Posted in Apple Inc

The 26th Amendment of the United States Bill of Rights states that individuals 18 years of age or older have the right and opportunity to vote. On Tuesday, November 6, 2012, voters will go to the polls to elect a new President. We all have the right to vote. However, in years past, it has been quite difficult for a member of the blind community to participate in such an important event without the aid of a sighted individual. Today, in the 21st century, this is no longer the case. As a member of the blind community, what is your reason for not voting?

Over the years, there have been times, when I just dreaded having to go vote. First, I would have to find transportation. Second, I would have to ask for assistance to cast my vote once I got there. Most of the time I could usually bribe a family member or friend to help me with this endeavor, but nine times out of ten, I would usually have to ask a volunteer to help me with this very important task.

On October 29, 2002, President George Bush signed into law the Help America Vote Act otherwise known as HAVA. With the enactment of HAVA, federal funding was given to each state to address irregularities with voting systems, provide volunteers with improved voter education and to replace punch card voting machines. HAVA also require that each state have at least one voting
Machine per polling place to allow voters with disabilities to vote privately and
Independently.

Today, with the accessible voting machine, it is possible for the blind and visually impaired to vote without sighted assistance. The accessible voting machine looks like a normal voting machine but is equipped with a pair of headphones so that the voter can receive audible instructions and information. You simply just push a button for the candidate of your choice. It’s easy as 1-2-3!
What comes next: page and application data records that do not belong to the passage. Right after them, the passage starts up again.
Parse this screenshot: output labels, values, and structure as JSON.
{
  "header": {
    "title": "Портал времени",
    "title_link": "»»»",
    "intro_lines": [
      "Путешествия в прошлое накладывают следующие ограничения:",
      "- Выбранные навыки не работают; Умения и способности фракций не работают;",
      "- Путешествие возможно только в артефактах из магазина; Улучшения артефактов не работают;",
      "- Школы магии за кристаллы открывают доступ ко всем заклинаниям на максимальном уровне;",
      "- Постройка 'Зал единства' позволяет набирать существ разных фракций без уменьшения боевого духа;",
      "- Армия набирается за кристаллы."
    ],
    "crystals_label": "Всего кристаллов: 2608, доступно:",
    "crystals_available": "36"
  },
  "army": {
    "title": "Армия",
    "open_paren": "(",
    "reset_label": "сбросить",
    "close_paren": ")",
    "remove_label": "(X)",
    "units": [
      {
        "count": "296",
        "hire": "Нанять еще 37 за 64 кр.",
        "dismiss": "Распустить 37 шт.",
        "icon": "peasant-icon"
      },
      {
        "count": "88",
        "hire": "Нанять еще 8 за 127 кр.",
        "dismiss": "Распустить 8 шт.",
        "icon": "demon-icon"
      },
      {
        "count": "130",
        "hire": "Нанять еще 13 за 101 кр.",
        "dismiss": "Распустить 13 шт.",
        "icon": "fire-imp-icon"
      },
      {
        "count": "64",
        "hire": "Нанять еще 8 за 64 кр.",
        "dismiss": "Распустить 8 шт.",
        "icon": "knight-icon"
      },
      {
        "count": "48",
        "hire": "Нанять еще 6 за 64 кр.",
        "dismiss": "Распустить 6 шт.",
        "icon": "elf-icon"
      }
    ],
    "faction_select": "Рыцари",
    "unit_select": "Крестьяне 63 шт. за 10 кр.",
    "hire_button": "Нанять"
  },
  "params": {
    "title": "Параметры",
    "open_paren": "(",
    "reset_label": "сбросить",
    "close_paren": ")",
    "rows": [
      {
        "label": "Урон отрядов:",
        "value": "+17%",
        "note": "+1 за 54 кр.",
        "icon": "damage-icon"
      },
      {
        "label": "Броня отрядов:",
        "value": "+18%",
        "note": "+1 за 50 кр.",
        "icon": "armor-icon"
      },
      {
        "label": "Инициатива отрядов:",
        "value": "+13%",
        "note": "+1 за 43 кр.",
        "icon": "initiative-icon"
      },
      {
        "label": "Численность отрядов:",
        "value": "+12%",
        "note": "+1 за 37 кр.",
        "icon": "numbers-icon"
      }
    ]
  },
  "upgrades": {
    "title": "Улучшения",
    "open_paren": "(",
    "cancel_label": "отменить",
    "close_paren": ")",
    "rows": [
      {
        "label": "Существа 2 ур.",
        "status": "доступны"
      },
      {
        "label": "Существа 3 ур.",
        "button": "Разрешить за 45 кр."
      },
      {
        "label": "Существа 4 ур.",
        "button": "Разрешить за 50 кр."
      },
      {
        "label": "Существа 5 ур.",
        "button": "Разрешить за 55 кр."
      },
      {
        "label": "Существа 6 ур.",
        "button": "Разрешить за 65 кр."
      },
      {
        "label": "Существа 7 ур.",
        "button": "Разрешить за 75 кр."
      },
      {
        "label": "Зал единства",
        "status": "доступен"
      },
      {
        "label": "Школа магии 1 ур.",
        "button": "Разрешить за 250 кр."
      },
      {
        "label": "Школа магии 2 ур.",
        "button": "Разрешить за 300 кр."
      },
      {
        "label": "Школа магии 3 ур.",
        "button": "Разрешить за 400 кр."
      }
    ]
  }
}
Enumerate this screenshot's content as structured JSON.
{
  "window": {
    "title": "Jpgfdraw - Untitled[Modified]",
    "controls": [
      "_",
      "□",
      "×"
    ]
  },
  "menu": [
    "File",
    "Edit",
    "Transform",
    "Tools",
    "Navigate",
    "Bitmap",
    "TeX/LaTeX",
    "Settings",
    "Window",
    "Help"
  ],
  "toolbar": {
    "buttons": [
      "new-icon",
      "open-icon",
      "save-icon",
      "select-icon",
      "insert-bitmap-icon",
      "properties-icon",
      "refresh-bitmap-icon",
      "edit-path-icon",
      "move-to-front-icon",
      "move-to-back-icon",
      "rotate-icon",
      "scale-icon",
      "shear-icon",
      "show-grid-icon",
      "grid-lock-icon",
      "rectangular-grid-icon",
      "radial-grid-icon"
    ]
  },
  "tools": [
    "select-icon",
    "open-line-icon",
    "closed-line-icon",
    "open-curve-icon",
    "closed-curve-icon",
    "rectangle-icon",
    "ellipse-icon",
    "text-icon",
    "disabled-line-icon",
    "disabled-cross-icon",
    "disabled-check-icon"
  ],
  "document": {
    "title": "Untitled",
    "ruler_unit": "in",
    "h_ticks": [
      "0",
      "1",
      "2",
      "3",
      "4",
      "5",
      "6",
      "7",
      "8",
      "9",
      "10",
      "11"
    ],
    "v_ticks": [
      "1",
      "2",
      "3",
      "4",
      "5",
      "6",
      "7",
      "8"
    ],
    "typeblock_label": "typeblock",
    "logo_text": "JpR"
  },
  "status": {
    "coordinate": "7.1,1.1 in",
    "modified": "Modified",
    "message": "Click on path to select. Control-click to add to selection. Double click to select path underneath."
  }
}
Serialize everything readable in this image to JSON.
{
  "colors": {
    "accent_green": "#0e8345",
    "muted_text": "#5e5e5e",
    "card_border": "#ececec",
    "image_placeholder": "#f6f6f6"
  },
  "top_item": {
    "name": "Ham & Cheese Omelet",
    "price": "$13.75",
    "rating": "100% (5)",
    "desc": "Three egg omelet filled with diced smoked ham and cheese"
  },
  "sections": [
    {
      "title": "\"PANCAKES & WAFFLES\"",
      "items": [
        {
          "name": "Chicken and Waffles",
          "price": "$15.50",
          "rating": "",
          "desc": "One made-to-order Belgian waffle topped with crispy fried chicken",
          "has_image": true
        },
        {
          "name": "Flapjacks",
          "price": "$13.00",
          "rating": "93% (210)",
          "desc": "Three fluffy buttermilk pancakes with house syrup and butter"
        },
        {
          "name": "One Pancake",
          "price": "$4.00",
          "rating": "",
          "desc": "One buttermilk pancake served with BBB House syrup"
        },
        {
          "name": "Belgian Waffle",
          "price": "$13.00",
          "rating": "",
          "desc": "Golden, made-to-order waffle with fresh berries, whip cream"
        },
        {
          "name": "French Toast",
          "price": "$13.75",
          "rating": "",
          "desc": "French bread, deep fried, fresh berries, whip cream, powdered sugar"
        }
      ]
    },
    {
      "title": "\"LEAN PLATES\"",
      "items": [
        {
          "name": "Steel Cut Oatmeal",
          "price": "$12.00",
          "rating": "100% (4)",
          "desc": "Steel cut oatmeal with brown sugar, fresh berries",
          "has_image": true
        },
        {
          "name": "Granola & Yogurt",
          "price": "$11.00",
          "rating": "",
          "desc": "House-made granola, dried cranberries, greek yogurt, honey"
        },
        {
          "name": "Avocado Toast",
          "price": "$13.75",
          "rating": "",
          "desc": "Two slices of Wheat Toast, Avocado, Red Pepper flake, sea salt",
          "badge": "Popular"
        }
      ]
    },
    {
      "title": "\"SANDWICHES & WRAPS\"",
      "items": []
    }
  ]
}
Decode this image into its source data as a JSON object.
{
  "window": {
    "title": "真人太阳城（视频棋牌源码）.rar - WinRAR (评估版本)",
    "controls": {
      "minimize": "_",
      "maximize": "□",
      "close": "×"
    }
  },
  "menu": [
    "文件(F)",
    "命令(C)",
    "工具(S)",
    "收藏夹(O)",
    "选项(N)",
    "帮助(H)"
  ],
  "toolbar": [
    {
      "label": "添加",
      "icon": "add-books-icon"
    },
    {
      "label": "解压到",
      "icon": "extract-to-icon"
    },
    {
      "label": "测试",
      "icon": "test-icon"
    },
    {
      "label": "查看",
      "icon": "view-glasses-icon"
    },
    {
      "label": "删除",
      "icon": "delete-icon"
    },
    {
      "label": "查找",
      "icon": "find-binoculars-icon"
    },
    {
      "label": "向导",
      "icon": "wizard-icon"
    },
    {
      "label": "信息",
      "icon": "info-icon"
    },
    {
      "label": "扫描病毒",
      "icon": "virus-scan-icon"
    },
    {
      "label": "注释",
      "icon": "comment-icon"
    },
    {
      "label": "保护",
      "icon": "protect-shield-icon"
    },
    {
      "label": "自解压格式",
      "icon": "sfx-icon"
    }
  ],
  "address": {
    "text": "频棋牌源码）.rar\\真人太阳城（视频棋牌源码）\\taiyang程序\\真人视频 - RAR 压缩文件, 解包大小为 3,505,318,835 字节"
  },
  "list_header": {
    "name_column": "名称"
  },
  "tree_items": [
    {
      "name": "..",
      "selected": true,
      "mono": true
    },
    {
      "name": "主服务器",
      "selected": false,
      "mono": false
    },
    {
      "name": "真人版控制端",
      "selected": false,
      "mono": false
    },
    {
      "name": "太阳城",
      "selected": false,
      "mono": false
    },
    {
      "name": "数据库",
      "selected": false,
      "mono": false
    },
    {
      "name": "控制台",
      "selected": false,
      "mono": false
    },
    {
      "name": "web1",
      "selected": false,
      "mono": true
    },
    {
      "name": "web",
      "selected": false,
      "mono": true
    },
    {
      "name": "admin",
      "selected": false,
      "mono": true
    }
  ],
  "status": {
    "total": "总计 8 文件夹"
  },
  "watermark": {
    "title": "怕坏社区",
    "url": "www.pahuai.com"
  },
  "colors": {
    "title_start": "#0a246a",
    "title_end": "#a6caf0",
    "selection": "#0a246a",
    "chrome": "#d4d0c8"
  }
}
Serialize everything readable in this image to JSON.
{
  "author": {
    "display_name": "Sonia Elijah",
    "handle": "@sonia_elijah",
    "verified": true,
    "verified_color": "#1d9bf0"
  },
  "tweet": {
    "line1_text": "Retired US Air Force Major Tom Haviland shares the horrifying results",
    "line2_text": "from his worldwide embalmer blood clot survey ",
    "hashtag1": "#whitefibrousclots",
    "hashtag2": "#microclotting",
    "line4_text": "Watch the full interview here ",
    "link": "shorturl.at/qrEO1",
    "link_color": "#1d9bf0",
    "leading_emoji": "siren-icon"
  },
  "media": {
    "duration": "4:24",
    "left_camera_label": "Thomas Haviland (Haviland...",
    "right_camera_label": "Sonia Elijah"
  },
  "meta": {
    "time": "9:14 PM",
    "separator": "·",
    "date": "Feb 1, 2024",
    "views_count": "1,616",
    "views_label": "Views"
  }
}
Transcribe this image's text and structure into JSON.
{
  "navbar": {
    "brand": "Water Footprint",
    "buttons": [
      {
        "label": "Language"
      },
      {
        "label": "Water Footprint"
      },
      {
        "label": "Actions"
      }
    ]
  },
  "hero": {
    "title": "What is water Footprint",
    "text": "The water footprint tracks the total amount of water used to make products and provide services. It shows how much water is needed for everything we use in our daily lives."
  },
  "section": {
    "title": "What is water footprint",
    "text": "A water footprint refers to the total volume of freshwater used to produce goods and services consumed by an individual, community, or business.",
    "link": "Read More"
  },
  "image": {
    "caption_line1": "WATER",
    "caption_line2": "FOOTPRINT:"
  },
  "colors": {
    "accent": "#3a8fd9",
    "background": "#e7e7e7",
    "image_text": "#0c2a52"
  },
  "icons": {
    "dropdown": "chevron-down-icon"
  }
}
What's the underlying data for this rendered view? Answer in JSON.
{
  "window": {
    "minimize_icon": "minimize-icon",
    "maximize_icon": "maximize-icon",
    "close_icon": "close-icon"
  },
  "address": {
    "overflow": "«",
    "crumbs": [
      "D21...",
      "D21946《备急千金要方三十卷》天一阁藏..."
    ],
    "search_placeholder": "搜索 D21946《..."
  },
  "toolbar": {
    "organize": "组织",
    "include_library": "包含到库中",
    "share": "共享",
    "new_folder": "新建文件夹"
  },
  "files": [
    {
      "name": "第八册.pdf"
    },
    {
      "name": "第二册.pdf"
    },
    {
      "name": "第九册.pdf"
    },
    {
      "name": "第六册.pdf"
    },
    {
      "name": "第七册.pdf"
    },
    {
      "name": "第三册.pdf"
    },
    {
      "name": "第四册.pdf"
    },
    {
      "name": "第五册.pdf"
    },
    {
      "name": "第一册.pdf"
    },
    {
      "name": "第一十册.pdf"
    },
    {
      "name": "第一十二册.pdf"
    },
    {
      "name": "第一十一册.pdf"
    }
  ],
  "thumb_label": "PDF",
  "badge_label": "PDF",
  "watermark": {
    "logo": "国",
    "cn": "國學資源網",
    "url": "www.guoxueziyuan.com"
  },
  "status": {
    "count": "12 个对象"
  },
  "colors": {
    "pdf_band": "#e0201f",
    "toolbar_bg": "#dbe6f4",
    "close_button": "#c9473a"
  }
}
The accessible voting machine should be readily available to you to use when you arrive at your polling location. If it is not, ask for them to set it up for you. All volunteers should know how to use the accessible voting machine and should also be able to instruct you on how to use it as well. If you have any trouble or concerns during or after your voting experience then you should notify your Secretary of State’s office.

The blind and visually impaired, for many years, has always had to depend on sighted assistance to vote. Today, with the accessible voting machine and implemented laws such as HAVA, we are finally able to vote both privately and most importantly, independently!

Have you used the accessible voting machine to cast your vote? Let me know by leaving a comment below.